§ WORK TASK: Copy out each line of the material below that holds the string "screenshot".

§ MATERIAL PROVIDED:

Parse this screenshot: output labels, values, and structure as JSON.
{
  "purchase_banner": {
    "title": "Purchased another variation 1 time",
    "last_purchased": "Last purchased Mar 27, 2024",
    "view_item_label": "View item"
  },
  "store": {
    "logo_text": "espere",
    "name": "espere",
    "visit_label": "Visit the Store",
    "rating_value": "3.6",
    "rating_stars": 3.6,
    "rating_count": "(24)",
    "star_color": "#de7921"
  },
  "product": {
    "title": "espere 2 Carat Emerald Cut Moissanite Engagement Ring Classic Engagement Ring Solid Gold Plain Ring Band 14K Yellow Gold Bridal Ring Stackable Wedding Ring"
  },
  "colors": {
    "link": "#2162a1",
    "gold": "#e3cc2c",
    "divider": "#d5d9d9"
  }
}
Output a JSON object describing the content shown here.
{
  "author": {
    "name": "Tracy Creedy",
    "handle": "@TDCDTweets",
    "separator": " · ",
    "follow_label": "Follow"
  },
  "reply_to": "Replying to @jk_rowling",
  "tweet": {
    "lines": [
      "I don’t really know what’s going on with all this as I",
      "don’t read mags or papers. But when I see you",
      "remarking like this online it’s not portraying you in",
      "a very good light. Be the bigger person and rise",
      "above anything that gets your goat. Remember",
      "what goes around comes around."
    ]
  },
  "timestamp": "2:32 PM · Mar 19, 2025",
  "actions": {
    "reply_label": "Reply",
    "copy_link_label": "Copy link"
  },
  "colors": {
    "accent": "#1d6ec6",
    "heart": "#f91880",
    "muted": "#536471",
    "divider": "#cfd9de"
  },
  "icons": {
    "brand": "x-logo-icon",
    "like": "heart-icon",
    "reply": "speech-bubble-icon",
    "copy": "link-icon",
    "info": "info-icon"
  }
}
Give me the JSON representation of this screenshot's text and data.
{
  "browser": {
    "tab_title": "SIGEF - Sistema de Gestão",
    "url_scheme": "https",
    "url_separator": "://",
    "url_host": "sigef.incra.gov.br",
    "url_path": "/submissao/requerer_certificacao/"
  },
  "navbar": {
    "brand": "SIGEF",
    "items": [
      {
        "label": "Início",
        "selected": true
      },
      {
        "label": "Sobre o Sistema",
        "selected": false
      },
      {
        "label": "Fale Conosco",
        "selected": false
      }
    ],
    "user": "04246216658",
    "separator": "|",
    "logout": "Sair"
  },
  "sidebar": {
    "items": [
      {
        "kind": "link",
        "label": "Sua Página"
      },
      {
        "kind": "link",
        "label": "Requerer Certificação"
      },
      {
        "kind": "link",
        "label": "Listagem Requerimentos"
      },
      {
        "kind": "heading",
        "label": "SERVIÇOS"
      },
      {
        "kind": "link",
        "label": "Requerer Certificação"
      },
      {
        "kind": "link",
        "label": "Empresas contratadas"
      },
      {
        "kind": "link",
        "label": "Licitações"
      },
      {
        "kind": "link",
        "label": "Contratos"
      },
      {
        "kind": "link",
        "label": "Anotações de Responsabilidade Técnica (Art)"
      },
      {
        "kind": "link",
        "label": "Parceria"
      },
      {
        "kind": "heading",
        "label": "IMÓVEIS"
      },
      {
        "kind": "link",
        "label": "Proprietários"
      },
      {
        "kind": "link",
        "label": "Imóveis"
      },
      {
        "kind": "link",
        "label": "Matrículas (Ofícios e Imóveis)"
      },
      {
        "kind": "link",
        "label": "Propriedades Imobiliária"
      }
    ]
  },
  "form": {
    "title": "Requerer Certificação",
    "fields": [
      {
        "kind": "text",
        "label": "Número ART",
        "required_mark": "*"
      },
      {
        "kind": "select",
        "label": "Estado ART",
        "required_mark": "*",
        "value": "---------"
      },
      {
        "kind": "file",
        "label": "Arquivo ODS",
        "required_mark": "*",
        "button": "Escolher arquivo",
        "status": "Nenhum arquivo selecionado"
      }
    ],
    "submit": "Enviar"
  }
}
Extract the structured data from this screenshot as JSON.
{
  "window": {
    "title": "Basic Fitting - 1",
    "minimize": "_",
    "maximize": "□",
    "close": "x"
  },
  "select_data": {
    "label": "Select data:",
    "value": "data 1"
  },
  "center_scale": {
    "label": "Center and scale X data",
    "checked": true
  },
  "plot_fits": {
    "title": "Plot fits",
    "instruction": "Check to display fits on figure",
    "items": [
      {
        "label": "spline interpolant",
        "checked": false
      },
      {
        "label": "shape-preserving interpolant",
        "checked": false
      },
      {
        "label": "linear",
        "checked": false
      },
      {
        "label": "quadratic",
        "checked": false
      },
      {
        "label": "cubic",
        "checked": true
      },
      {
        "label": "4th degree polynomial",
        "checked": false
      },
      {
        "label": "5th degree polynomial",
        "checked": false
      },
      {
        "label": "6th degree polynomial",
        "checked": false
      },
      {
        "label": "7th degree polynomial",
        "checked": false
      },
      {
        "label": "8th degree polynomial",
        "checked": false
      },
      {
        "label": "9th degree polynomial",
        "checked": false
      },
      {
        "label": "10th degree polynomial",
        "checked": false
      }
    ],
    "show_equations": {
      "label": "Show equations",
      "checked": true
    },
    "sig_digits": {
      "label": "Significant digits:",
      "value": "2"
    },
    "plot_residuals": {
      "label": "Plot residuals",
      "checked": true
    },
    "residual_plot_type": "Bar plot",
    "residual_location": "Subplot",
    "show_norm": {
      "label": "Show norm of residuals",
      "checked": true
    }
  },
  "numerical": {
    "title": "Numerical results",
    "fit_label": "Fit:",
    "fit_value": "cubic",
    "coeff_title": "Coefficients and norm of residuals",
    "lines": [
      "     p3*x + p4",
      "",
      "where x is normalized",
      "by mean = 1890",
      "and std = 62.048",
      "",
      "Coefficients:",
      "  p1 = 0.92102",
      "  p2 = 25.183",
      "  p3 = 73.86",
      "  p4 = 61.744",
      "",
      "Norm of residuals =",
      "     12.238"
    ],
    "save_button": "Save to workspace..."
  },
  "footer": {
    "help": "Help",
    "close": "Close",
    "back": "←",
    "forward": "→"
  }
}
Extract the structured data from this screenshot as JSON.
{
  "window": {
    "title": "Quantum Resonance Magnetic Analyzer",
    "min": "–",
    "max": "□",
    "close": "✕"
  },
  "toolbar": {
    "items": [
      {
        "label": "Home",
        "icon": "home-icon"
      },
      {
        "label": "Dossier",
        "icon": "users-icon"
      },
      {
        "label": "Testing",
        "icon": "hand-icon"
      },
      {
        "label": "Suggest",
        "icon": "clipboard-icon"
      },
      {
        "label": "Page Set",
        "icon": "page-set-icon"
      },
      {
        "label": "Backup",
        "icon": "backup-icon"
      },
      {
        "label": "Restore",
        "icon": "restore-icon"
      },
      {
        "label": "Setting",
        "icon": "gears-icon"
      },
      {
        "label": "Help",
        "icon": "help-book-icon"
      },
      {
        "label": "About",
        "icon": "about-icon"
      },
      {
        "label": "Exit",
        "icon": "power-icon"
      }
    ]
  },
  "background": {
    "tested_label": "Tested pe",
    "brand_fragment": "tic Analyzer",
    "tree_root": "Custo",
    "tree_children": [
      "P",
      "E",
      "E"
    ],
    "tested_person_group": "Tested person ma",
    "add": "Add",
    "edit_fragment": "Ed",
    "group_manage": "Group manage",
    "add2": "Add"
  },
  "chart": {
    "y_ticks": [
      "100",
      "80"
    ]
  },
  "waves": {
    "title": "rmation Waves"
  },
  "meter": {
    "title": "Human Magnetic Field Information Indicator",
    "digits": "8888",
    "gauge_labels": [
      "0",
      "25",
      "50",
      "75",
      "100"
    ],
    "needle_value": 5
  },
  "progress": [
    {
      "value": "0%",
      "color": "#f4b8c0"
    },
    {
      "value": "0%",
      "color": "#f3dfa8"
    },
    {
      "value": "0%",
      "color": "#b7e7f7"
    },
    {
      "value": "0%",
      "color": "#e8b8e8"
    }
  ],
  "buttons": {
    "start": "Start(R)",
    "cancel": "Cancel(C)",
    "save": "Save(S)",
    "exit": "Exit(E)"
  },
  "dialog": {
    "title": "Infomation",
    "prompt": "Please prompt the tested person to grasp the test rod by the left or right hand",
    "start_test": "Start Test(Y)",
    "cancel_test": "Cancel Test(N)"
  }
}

§ YOUR SOLUTION:
Parse this screenshot: output labels, values, and structure as JSON.
Give me the JSON representation of this screenshot's text and data.
Extract the structured data from this screenshot as JSON.
Extract the structured data from this screenshot as JSON.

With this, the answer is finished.